For the complete rundown on the new Altra Rivera 3, check out Brian’s full review here. #RiveraGuide

Minute 5: Quick Intervals

  • Our friend Dara Zall Kelly recently explained in her SMM blog how she chose her shoes for the 2023 Boston Marathon. This week she applies her energetic writing style to choosing, well, energy gels for a mid-race pick-me-up. As the veteran of many marathons, she has made nearly every bad decision imaginable when it comes to re-fueling on the course. In this post, she describes in graphic and self-deprecating detail how those choices turned out. Fear not, for those with a gentle constitution, Dara’s story has a happy ending as she discovered that Huma gels produce the boost she needs without the embarrassing gastrointestinal side effects. Read all the details here.
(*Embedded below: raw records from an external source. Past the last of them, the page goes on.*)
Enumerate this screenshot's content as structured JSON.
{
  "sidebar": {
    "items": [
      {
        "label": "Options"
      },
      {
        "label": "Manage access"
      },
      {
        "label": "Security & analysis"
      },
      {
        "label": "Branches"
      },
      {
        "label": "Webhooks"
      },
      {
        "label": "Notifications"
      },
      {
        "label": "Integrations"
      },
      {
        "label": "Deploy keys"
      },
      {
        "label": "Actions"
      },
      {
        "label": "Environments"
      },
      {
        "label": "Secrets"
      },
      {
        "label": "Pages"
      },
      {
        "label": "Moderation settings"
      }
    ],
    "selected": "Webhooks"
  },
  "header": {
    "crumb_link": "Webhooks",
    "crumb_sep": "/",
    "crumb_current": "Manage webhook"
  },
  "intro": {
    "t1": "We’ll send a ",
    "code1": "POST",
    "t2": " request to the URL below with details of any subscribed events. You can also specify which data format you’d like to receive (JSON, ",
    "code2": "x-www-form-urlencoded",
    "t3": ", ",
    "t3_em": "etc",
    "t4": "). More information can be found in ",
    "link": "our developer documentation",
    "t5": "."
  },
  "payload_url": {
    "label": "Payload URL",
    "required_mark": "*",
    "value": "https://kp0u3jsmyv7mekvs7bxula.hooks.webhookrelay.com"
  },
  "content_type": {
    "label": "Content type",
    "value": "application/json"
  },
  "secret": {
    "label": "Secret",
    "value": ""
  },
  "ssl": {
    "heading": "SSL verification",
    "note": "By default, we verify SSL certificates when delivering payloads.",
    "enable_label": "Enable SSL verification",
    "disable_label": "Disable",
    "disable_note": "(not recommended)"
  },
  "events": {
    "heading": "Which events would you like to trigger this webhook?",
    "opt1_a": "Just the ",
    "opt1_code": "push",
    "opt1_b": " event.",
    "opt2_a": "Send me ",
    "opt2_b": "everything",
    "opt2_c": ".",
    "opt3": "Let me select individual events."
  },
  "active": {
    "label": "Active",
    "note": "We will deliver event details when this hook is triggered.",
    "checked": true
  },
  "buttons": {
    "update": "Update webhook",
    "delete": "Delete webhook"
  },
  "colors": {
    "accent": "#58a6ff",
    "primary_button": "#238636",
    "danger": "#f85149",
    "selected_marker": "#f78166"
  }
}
  • Looking at most football players' body types, you wouldn’t expect them to have much in common with marathoners. According to an analysis by WHOOP, however, despite taking lots of breaks between series and between quarters, the strain level in an NFL game resembles a marathon effort. WHOOP dove into data from Patrick Mahomes’ wrist band last game, and it turns out that he exerted quite a bit of energy: “Fitness tracker shows strain on Patrick Mahomes’ body Sunday equivalent to marathon.” BTW WHOOP is giving readers of Six Minute Mile, one month free of subscription, band included.

  • If you’ve been following Six Minute Mile closely, you’ll be well acquainted with the work of Brian Metzler, author of our gear reviews. That’s not all he does, as he recently caught up with ultrarunning legend-in-the-making Candice Burt, who’s been running 50K every day for more than 80 consecutive days. If you want to learn how she keeps such a remarkable streak, even in the face of subzero winter temps, check out: “50K a Day? Revelations from Candice Burt’s Epic Running Streak.”
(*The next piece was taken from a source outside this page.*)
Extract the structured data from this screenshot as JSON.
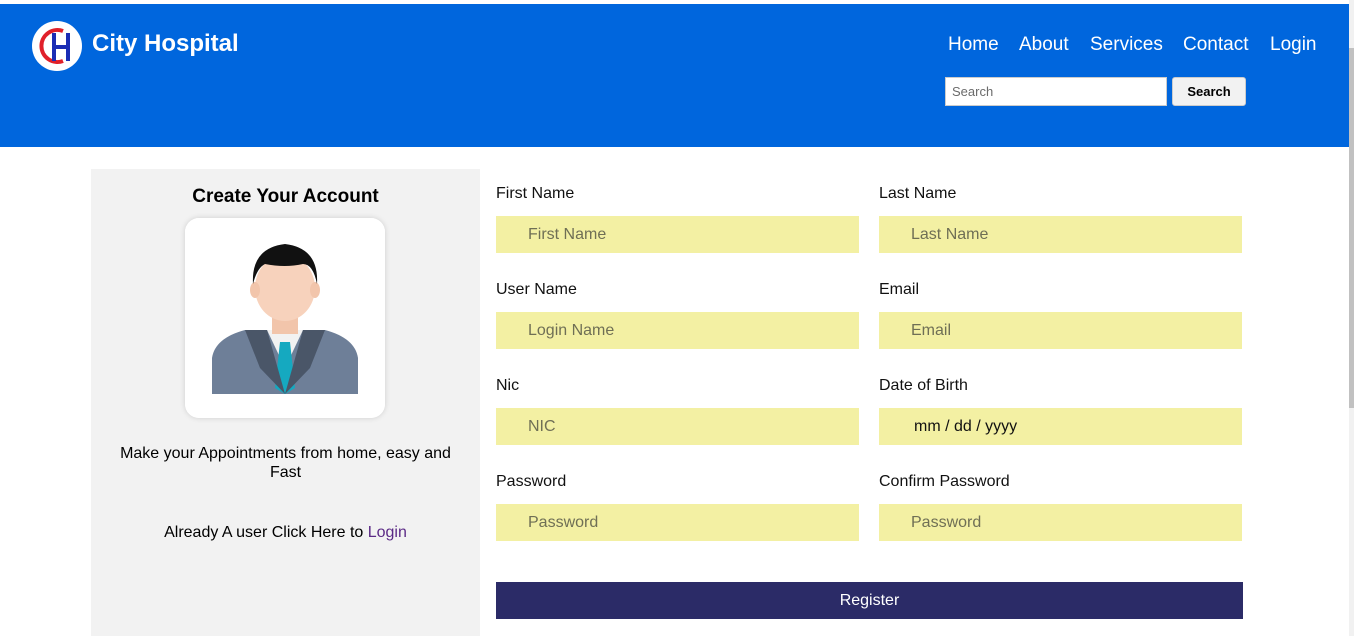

Minute 6: Daily Inspiration

The wild world of endurance sports social media is filled with cryptic captions and humble brags as far as the eye can see. We’re not passing judgment, since a new Instagram post from the hilarious @lauramcgreen had us cringing about some of our own past Strava posts and captions. She shreds the egos of many athletes who will subtly use captions to make excuses for why their run was too short or too slow. Laura sees right through them, and provides a translation of what runners REALLY mean by their Strava posts in this new “Strava Decoded” video.


bottom of page